■ WHAT YOU HAVE TO DO:
Would you print every entry exactly as it appears?

Page and application data records
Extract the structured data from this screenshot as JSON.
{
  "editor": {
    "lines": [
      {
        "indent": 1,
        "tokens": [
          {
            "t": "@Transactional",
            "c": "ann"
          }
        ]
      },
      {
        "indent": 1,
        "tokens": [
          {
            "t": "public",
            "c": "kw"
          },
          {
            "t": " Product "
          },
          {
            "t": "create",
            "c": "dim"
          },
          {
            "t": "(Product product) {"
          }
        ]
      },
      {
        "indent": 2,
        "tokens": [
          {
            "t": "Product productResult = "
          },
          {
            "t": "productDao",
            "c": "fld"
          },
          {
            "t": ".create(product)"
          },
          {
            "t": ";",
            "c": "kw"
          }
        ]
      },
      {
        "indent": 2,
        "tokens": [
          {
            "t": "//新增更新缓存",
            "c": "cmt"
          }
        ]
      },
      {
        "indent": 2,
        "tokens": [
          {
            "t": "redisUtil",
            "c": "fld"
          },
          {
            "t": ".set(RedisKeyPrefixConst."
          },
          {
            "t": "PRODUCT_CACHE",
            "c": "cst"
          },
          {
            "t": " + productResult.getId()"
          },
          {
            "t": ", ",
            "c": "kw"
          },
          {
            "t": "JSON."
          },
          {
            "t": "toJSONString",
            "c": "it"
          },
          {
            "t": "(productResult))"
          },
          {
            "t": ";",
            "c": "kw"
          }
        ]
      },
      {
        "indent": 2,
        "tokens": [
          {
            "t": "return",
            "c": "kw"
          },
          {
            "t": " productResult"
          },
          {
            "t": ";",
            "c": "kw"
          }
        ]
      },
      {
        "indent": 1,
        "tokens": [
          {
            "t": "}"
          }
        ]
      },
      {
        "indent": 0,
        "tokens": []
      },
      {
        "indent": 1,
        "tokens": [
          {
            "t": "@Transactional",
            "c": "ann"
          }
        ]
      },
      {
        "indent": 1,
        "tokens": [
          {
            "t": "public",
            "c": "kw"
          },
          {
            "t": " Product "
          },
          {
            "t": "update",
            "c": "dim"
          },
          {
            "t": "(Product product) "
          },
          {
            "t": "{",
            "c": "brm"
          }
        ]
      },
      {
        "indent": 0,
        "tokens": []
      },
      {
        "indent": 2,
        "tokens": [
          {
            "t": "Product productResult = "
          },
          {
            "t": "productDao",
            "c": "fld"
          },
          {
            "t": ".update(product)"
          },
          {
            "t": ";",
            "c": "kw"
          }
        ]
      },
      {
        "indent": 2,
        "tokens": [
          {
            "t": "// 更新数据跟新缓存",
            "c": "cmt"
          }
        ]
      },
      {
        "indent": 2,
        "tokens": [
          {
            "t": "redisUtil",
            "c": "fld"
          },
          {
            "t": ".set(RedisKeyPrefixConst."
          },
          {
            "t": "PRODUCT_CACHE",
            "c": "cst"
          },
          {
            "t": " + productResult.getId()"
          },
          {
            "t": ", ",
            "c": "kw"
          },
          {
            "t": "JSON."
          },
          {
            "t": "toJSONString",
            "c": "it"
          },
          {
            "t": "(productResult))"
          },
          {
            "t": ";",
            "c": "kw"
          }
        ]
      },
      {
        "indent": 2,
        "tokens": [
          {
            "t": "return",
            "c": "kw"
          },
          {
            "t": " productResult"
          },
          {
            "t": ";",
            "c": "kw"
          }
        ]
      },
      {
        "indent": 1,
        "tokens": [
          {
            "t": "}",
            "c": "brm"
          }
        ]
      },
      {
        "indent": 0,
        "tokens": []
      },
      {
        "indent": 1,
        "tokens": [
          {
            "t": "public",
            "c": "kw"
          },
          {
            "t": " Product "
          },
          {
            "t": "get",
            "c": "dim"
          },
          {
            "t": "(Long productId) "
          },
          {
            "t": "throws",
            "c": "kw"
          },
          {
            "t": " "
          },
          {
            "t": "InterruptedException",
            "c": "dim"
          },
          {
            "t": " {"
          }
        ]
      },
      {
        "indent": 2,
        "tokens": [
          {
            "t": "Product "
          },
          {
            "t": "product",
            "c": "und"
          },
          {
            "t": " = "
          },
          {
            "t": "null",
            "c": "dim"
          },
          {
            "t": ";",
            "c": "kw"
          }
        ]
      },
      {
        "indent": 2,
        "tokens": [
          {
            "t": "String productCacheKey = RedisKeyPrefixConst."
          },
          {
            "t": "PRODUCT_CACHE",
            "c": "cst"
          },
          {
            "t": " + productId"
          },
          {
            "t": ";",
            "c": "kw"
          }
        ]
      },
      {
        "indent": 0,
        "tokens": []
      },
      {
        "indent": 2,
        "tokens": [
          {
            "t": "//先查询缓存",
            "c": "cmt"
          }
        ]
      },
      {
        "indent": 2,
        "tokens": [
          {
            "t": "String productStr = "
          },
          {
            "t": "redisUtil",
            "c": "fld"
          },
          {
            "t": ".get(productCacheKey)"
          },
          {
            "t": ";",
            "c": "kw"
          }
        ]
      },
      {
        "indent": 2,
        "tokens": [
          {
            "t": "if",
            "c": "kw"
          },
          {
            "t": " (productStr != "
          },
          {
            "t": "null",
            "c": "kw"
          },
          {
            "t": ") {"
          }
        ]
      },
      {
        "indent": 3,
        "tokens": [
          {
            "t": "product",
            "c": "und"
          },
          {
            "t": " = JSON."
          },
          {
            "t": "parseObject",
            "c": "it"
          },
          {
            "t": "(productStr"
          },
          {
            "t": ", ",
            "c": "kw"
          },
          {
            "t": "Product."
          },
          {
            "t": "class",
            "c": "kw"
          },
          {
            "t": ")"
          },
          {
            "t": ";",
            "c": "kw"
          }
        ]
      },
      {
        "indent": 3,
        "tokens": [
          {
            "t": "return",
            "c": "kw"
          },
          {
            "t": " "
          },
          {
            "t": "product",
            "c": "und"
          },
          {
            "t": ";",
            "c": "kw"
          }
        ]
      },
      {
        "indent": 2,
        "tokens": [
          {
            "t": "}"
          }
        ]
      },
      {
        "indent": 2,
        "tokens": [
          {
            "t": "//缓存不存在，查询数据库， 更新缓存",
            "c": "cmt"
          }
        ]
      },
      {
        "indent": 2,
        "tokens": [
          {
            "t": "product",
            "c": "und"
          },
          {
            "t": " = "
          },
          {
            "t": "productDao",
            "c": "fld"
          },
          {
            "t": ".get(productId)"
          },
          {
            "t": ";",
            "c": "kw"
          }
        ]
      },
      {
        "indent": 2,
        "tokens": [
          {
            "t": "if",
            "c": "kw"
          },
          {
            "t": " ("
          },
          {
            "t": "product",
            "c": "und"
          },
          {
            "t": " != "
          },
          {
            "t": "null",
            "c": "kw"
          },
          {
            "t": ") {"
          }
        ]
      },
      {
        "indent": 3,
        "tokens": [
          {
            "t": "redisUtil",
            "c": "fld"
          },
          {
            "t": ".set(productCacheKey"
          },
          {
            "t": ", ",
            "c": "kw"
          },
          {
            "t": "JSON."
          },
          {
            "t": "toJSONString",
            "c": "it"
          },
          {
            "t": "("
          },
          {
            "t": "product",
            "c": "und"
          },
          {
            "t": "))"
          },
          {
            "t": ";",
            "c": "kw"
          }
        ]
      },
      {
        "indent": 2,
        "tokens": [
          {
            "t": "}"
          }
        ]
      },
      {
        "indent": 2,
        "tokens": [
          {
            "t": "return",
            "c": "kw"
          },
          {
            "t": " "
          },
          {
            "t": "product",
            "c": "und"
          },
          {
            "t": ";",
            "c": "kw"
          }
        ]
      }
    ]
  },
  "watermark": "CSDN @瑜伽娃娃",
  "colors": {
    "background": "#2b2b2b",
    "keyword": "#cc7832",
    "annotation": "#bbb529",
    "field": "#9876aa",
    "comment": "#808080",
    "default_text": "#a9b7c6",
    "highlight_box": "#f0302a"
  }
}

■ ANSWER FOR THE TASK:
Extract the structured data from this screenshot as JSON.
{
  "editor": {
    "lines": [
      {
        "indent": 1,
        "tokens": [
          {
            "t": "@Transactional",
            "c": "ann"
          }
        ]
      },
      {
        "indent": 1,
        "tokens": [
          {
            "t": "public",
            "c": "kw"
          },
          {
            "t": " Product "
          },
          {
            "t": "create",
            "c": "dim"
          },
          {
            "t": "(Product product) {"
          }
        ]
      },
      {
        "indent": 2,
        "tokens": [
          {
            "t": "Product productResult = "
          },
          {
            "t": "productDao",
            "c": "fld"
          },
          {
            "t": ".create(product)"
          },
          {
            "t": ";",
            "c": "kw"
          }
        ]
      },
      {
        "indent": 2,
        "tokens": [
          {
            "t": "//新增更新缓存",
            "c": "cmt"
          }
        ]
      },
      {
        "indent": 2,
        "tokens": [
          {
            "t": "redisUtil",
            "c": "fld"
          },
          {
            "t": ".set(RedisKeyPrefixConst."
          },
          {
            "t": "PRODUCT_CACHE",
            "c": "cst"
          },
          {
            "t": " + productResult.getId()"
          },
          {
            "t": ", ",
            "c": "kw"
          },
          {
            "t": "JSON."
          },
          {
            "t": "toJSONString",
            "c": "it"
          },
          {
            "t": "(productResult))"
          },
          {
            "t": ";",
            "c": "kw"
          }
        ]
      },
      {
        "indent": 2,
        "tokens": [
          {
            "t": "return",
            "c": "kw"
          },
          {
            "t": " productResult"
          },
          {
            "t": ";",
            "c": "kw"
          }
        ]
      },
      {
        "indent": 1,
        "tokens": [
          {
            "t": "}"
          }
        ]
      },
      {
        "indent": 0,
        "tokens": []
      },
      {
        "indent": 1,
        "tokens": [
          {
            "t": "@Transactional",
            "c": "ann"
          }
        ]
      },
      {
        "indent": 1,
        "tokens": [
          {
            "t": "public",
            "c": "kw"
          },
          {
            "t": " Product "
          },
          {
            "t": "update",
            "c": "dim"
          },
          {
            "t": "(Product product) "
          },
          {
            "t": "{",
            "c": "brm"
          }
        ]
      },
      {
        "indent": 0,
        "tokens": []
      },
      {
        "indent": 2,
        "tokens": [
          {
            "t": "Product productResult = "
          },
          {
            "t": "productDao",
            "c": "fld"
          },
          {
            "t": ".update(product)"
          },
          {
            "t": ";",
            "c": "kw"
          }
        ]
      },
      {
        "indent": 2,
        "tokens": [
          {
            "t": "// 更新数据跟新缓存",
            "c": "cmt"
          }
        ]
      },
      {
        "indent": 2,
        "tokens": [
          {
            "t": "redisUtil",
            "c": "fld"
          },
          {
            "t": ".set(RedisKeyPrefixConst."
          },
          {
            "t": "PRODUCT_CACHE",
            "c": "cst"
          },
          {
            "t": " + productResult.getId()"
          },
          {
            "t": ", ",
            "c": "kw"
          },
          {
            "t": "JSON."
          },
          {
            "t": "toJSONString",
            "c": "it"
          },
          {
            "t": "(productResult))"
          },
          {
            "t": ";",
            "c": "kw"
          }
        ]
      },
      {
        "indent": 2,
        "tokens": [
          {
            "t": "return",
            "c": "kw"
          },
          {
            "t": " productResult"
          },
          {
            "t": ";",
            "c": "kw"
          }
        ]
      },
      {
        "indent": 1,
        "tokens": [
          {
            "t": "}",
            "c": "brm"
          }
        ]
      },
      {
        "indent": 0,
        "tokens": []
      },
      {
        "indent": 1,
        "tokens": [
          {
            "t": "public",
            "c": "kw"
          },
          {
            "t": " Product "
          },
          {
            "t": "get",
            "c": "dim"
          },
          {
            "t": "(Long productId) "
          },
          {
            "t": "throws",
            "c": "kw"
          },
          {
            "t": " "
          },
          {
            "t": "InterruptedException",
            "c": "dim"
          },
          {
            "t": " {"
          }
        ]
      },
      {
        "indent": 2,
        "tokens": [
          {
            "t": "Product "
          },
          {
            "t": "product",
            "c": "und"
          },
          {
            "t": " = "
          },
          {
            "t": "null",
            "c": "dim"
          },
          {
            "t": ";",
            "c": "kw"
          }
        ]
      },
      {
        "indent": 2,
        "tokens": [
          {
            "t": "String productCacheKey = RedisKeyPrefixConst."
          },
          {
            "t": "PRODUCT_CACHE",
            "c": "cst"
          },
          {
            "t": " + productId"
          },
          {
            "t": ";",
            "c": "kw"
          }
        ]
      },
      {
        "indent": 0,
        "tokens": []
      },
      {
        "indent": 2,
        "tokens": [
          {
            "t": "//先查询缓存",
            "c": "cmt"
          }
        ]
      },
      {
        "indent": 2,
        "tokens": [
          {
            "t": "String productStr = "
          },
          {
            "t": "redisUtil",
            "c": "fld"
          },
          {
            "t": ".get(productCacheKey)"
          },
          {
            "t": ";",
            "c": "kw"
          }
        ]
      },
      {
        "indent": 2,
        "tokens": [
          {
            "t": "if",
            "c": "kw"
          },
          {
            "t": " (productStr != "
          },
          {
            "t": "null",
            "c": "kw"
          },
          {
            "t": ") {"
          }
        ]
      },
      {
        "indent": 3,
        "tokens": [
          {
            "t": "product",
            "c": "und"
          },
          {
            "t": " = JSON."
          },
          {
            "t": "parseObject",
            "c": "it"
          },
          {
            "t": "(productStr"
          },
          {
            "t": ", ",
            "c": "kw"
          },
          {
            "t": "Product."
          },
          {
            "t": "class",
            "c": "kw"
          },
          {
            "t": ")"
          },
          {
            "t": ";",
            "c": "kw"
          }
        ]
      },
      {
        "indent": 3,
        "tokens": [
          {
            "t": "return",
            "c": "kw"
          },
          {
            "t": " "
          },
          {
            "t": "product",
            "c": "und"
          },
          {
            "t": ";",
            "c": "kw"
          }
        ]
      },
      {
        "indent": 2,
        "tokens": [
          {
            "t": "}"
          }
        ]
      },
      {
        "indent": 2,
        "tokens": [
          {
            "t": "//缓存不存在，查询数据库， 更新缓存",
            "c": "cmt"
          }
        ]
      },
      {
        "indent": 2,
        "tokens": [
          {
            "t": "product",
            "c": "und"
          },
          {
            "t": " = "
          },
          {
            "t": "productDao",
            "c": "fld"
          },
          {
            "t": ".get(productId)"
          },
          {
            "t": ";",
            "c": "kw"
          }
        ]
      },
      {
        "indent": 2,
        "tokens": [
          {
            "t": "if",
            "c": "kw"
          },
          {
            "t": " ("
          },
          {
            "t": "product",
            "c": "und"
          },
          {
            "t": " != "
          },
          {
            "t": "null",
            "c": "kw"
          },
          {
            "t": ") {"
          }
        ]
      },
      {
        "indent": 3,
        "tokens": [
          {
            "t": "redisUtil",
            "c": "fld"
          },
          {
            "t": ".set(productCacheKey"
          },
          {
            "t": ", ",
            "c": "kw"
          },
          {
            "t": "JSON."
          },
          {
            "t": "toJSONString",
            "c": "it"
          },
          {
            "t": "("
          },
          {
            "t": "product",
            "c": "und"
          },
          {
            "t": "))"
          },
          {
            "t": ";",
            "c": "kw"
          }
        ]
      },
      {
        "indent": 2,
        "tokens": [
          {
            "t": "}"
          }
        ]
      },
      {
        "indent": 2,
        "tokens": [
          {
            "t": "return",
            "c": "kw"
          },
          {
            "t": " "
          },
          {
            "t": "product",
            "c": "und"
          },
          {
            "t": ";",
            "c": "kw"
          }
        ]
      }
    ]
  },
  "watermark": "CSDN @瑜伽娃娃",
  "colors": {
    "background": "#2b2b2b",
    "keyword": "#cc7832",
    "annotation": "#bbb529",
    "field": "#9876aa",
    "comment": "#808080",
    "default_text": "#a9b7c6",
    "highlight_box": "#f0302a"
  }
}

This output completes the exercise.